• [WHAT TO WORK ON]: Collect every line below that contains the word "application".

******

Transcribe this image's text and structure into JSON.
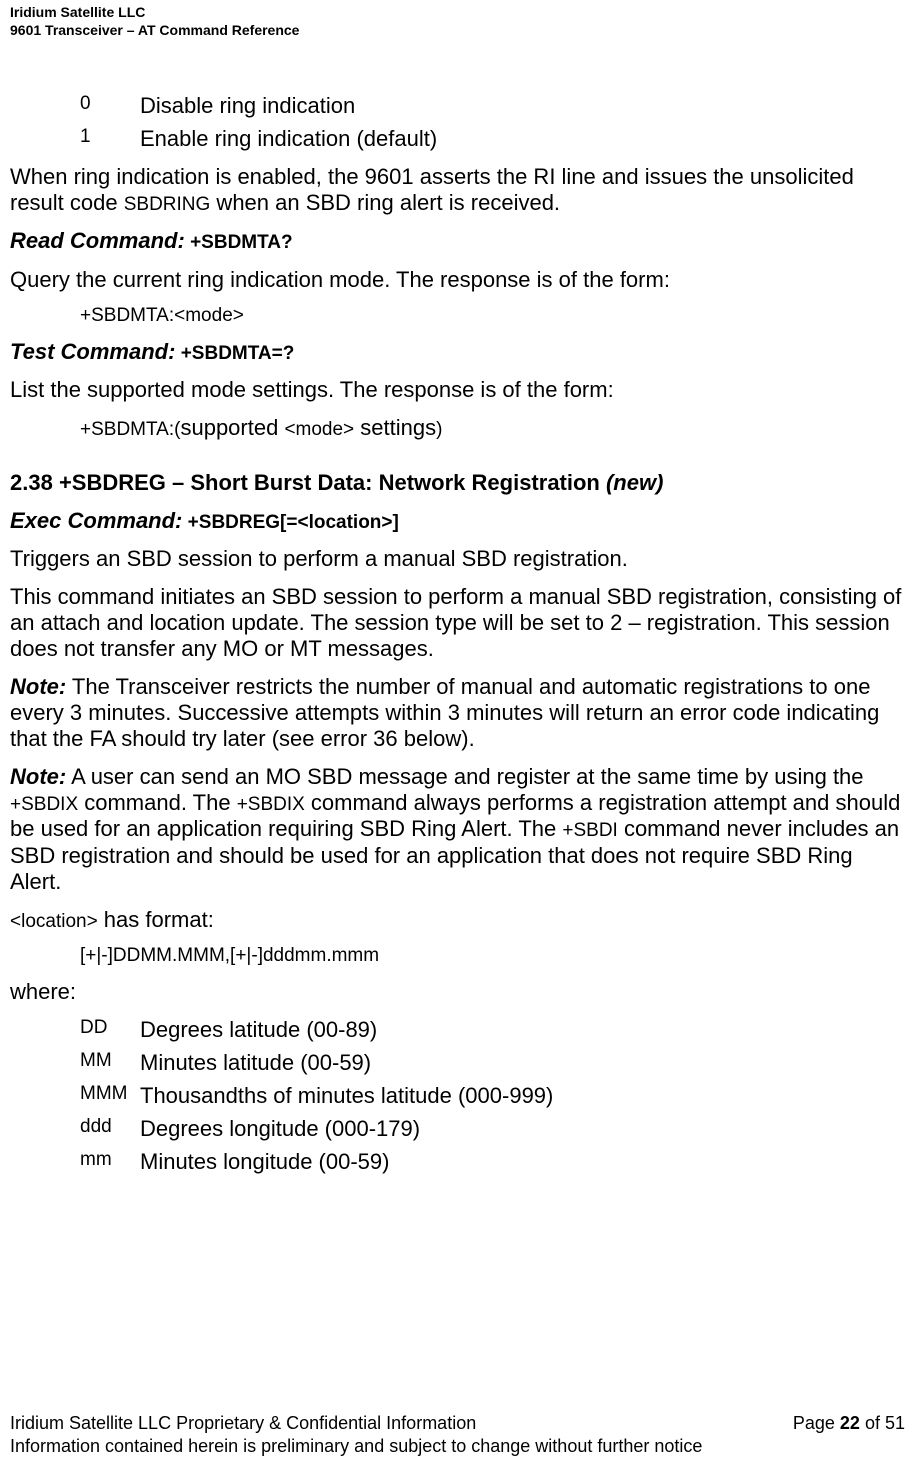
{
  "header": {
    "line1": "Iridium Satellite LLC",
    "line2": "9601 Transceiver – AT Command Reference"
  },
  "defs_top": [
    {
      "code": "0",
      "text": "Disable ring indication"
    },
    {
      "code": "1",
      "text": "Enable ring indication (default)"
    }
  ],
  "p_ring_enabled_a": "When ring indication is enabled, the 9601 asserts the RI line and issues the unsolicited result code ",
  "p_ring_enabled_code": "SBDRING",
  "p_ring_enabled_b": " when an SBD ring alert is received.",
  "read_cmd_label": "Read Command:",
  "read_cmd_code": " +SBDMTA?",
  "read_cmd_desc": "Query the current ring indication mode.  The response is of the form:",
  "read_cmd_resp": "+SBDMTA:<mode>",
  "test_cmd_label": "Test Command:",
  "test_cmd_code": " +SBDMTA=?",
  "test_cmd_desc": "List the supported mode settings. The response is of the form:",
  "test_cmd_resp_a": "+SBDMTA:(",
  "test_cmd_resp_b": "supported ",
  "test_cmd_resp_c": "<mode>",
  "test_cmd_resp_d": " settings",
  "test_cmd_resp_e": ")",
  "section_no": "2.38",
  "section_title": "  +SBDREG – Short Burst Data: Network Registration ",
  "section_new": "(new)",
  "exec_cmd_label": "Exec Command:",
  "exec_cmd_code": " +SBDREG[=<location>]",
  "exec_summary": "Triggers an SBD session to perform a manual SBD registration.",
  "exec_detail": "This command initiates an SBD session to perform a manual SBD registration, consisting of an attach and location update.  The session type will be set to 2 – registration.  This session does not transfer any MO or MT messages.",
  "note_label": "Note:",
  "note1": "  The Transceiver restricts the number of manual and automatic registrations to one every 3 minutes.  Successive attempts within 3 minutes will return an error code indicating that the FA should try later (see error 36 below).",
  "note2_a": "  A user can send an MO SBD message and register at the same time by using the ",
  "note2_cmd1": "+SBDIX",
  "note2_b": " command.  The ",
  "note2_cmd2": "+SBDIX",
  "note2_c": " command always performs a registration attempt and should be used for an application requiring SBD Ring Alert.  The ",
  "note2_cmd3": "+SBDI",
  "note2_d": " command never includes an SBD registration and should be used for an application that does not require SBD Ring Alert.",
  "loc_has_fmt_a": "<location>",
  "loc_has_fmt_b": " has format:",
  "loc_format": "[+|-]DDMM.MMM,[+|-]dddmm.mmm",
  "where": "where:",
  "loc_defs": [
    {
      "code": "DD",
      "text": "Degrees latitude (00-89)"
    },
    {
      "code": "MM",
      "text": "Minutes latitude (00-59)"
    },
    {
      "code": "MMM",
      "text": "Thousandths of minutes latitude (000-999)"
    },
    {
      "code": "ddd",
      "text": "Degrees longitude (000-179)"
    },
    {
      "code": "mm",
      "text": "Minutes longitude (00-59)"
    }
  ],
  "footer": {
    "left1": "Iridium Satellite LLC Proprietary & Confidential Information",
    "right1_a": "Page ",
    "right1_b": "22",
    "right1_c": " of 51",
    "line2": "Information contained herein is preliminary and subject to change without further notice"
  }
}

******

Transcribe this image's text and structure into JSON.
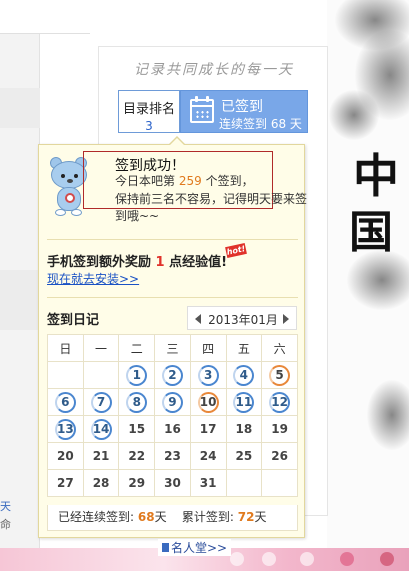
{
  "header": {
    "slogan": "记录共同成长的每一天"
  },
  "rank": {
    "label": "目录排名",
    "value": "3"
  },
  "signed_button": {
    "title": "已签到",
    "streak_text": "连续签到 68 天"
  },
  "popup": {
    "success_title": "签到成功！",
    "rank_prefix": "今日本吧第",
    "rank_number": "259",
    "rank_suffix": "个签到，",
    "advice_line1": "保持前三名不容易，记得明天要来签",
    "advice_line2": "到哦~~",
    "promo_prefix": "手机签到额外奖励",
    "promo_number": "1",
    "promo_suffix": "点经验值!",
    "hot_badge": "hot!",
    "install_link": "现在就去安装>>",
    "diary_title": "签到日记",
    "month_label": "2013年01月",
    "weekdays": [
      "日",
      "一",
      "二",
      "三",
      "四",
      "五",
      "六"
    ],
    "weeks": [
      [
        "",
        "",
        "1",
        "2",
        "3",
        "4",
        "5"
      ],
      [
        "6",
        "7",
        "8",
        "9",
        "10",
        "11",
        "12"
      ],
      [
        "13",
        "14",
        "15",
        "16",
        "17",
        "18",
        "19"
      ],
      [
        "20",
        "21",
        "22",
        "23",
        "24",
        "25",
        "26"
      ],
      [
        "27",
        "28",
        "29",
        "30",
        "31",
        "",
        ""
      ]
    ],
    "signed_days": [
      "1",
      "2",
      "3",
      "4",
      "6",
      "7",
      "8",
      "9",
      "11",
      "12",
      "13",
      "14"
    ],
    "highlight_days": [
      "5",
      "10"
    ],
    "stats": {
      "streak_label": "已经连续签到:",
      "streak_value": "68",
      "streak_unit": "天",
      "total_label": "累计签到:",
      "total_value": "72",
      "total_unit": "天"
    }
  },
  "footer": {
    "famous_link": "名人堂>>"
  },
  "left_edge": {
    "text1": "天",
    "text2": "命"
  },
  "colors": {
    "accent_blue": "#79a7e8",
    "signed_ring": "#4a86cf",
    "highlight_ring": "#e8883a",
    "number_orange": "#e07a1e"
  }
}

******

• [REPLY]:
  "note2_c": " command always performs a registration attempt and should be used for an application requiring SBD Ring Alert.  The ",
  "note2_d": " command never includes an SBD registration and should be used for an application that does not require SBD Ring Alert.",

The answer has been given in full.